What it is:
How it works (Example):
Assume you invested $10,000 in the XYZ Company mutual fund, which has a 4% annual level-load. In the first year the investment grows to $12,000, but you are not ready to sell. At the end of year one, you pay $480 ($12,000 x .04) to the fund company, leaving you with $11,520 in your account. You the fund for another year and it grows to $14,000. At the end of year two, you owe 4% of $14,000 ($560) leaving you with $13,440. This payment structure continues for as long as you own shares in the fund. The rate of the load is constant (level), but the payment amounts grow as the investment increases in value.
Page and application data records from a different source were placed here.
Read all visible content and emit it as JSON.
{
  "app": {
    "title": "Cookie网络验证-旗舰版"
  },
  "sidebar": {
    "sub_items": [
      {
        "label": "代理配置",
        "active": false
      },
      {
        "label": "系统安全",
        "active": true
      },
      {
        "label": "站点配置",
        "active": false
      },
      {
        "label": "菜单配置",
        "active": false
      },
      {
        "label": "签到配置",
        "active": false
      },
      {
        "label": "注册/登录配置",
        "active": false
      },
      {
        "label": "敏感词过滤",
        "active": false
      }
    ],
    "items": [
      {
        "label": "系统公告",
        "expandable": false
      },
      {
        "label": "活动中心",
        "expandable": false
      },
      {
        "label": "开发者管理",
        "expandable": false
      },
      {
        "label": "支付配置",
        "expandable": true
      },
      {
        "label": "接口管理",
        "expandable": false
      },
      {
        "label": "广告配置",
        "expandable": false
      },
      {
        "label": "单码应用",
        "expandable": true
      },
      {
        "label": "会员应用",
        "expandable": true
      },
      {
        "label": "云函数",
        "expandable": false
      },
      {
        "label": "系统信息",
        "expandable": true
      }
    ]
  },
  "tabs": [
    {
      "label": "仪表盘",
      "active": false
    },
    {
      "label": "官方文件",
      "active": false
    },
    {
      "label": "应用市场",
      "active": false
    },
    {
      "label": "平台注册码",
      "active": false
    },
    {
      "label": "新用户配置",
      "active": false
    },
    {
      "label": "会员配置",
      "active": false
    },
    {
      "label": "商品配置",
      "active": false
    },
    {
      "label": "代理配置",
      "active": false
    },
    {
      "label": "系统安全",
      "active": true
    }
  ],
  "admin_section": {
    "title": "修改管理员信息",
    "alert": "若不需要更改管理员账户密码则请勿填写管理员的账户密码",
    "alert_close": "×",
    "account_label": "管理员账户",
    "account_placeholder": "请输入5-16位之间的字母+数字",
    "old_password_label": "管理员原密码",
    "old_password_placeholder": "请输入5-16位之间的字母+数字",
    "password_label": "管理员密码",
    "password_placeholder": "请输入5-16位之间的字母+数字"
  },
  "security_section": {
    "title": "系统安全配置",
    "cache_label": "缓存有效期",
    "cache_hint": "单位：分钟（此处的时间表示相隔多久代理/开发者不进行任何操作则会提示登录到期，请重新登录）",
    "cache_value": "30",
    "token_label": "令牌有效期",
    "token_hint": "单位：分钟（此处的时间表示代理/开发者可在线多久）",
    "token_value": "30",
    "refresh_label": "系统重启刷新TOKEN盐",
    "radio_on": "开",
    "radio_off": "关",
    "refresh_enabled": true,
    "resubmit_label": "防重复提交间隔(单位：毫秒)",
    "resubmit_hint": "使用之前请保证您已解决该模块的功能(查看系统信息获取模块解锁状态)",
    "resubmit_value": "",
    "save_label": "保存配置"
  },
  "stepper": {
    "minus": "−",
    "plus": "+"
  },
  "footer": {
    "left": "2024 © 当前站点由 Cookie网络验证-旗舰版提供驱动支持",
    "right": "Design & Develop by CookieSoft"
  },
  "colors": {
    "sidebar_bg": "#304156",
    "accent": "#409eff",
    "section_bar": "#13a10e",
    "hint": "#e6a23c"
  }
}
Now, let's say you invested the same amount of money in the same XYZ mutual fund, but you decide to sell the shares less than one year later. You still have to make a payment at the level-load rate. If the $10,000 had grown to $10,500 at the end of eight months, then you would still owe 4% of the $10,500. In this way, when an investor is ready to sell an investment with a level-load payment structure, the final payment is similar to a back-end load (although the rate is usually smaller).
Why it Matters:
Level-loads are most often associated with mutual funds. As the number and popularity of mutual funds increased, level-load and back-end load funds soon became the norm.
Level-load payment structures allow investors to spread out commission payments, and they also enable the entire investment amount to be invested in the fund from the start. However, the level-load structure can inadvertently encourage frequent trading of mutual fund shares, which forces some level-load mutual funds to keep more cash on hand instead of having it all invested.
Level-loads and other fees are disclosed in a mutual fund's prospectus, and it is important to understand that a level-load is only one of several types of fees that may be charged. Thus, when comparing investments, investors should be careful to evaluate all fees associated with each investment, not just the size of the level-load.